## Data about app and page elements:
---
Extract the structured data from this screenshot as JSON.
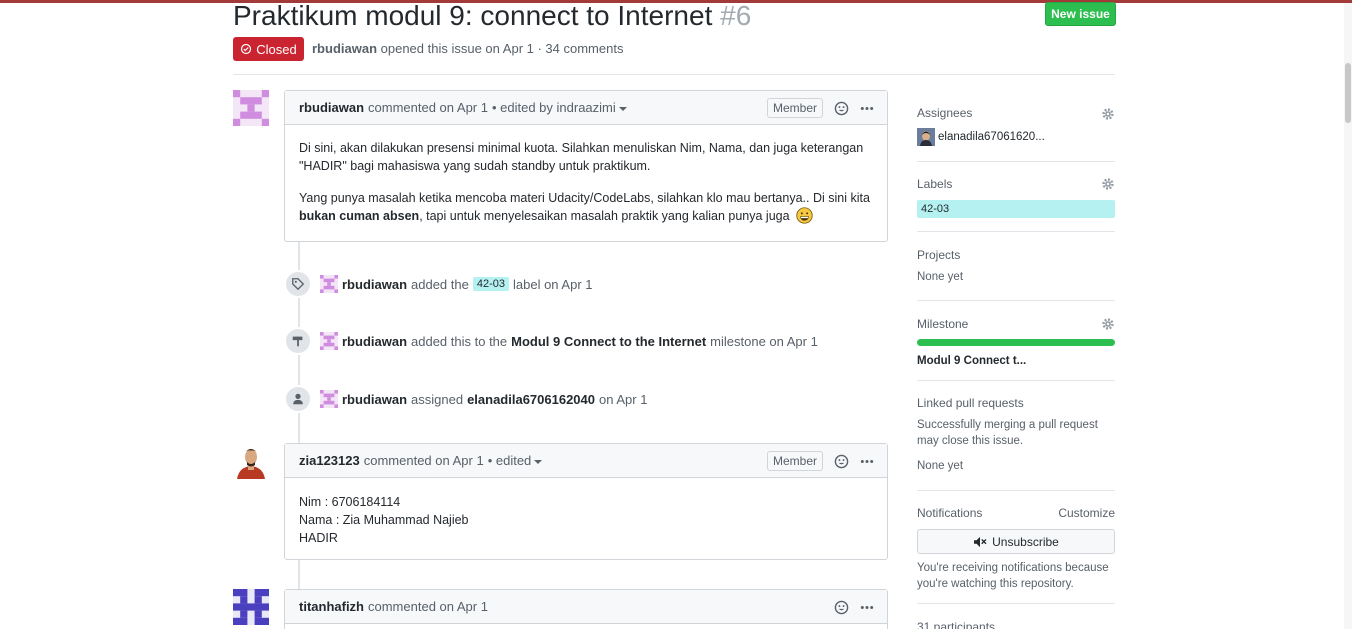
{
  "issue": {
    "title": "Praktikum modul 9: connect to Internet",
    "number": "#6",
    "state": "Closed",
    "author": "rbudiawan",
    "meta_text": "opened this issue on Apr 1 · 34 comments",
    "new_issue_label": "New issue"
  },
  "comments": [
    {
      "author": "rbudiawan",
      "action": "commented on Apr 1",
      "edited": "• edited by indraazimi",
      "role": "Member",
      "paragraph1": "Di sini, akan dilakukan presensi minimal kuota. Silahkan menuliskan Nim, Nama, dan juga keterangan \"HADIR\" bagi mahasiswa yang sudah standby untuk praktikum.",
      "paragraph2_pre": "Yang punya masalah ketika mencoba materi Udacity/CodeLabs, silahkan klo mau bertanya.. Di sini kita ",
      "paragraph2_bold": "bukan cuman absen",
      "paragraph2_post": ", tapi untuk menyelesaikan masalah praktik yang kalian punya juga"
    },
    {
      "author": "zia123123",
      "action": "commented on Apr 1",
      "edited": "• edited",
      "role": "Member",
      "line1": "Nim : 6706184114",
      "line2": "Nama : Zia Muhammad Najieb",
      "line3": "HADIR"
    },
    {
      "author": "titanhafizh",
      "action": "commented on Apr 1"
    }
  ],
  "events": [
    {
      "actor": "rbudiawan",
      "pre": "added the",
      "label": "42-03",
      "post": "label on Apr 1",
      "icon": "tag-icon"
    },
    {
      "actor": "rbudiawan",
      "pre": "added this to the",
      "milestone": "Modul 9 Connect to the Internet",
      "post": "milestone on Apr 1",
      "icon": "milestone-icon"
    },
    {
      "actor": "rbudiawan",
      "pre": "assigned",
      "assignee": "elanadila6706162040",
      "post": "on Apr 1",
      "icon": "person-icon"
    }
  ],
  "sidebar": {
    "assignees_heading": "Assignees",
    "assignee_name": "elanadila67061620...",
    "labels_heading": "Labels",
    "label_value": "42-03",
    "projects_heading": "Projects",
    "projects_value": "None yet",
    "milestone_heading": "Milestone",
    "milestone_progress": 1.0,
    "milestone_value": "Modul 9 Connect t...",
    "linked_heading": "Linked pull requests",
    "linked_desc": "Successfully merging a pull request may close this issue.",
    "linked_value": "None yet",
    "notifications_heading": "Notifications",
    "customize_label": "Customize",
    "unsubscribe_label": "Unsubscribe",
    "notif_desc": "You're receiving notifications because you're watching this repository.",
    "participants": "31 participants"
  },
  "colors": {
    "closed": "#cb2431",
    "new_issue": "#2cbe4e",
    "label": "#b6f1f1",
    "progress": "#2cbe4e"
  }
}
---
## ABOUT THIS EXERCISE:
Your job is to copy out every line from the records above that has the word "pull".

## WRITTEN RESPONSE:
    "linked_heading": "Linked pull requests",
    "linked_desc": "Successfully merging a pull request may close this issue.",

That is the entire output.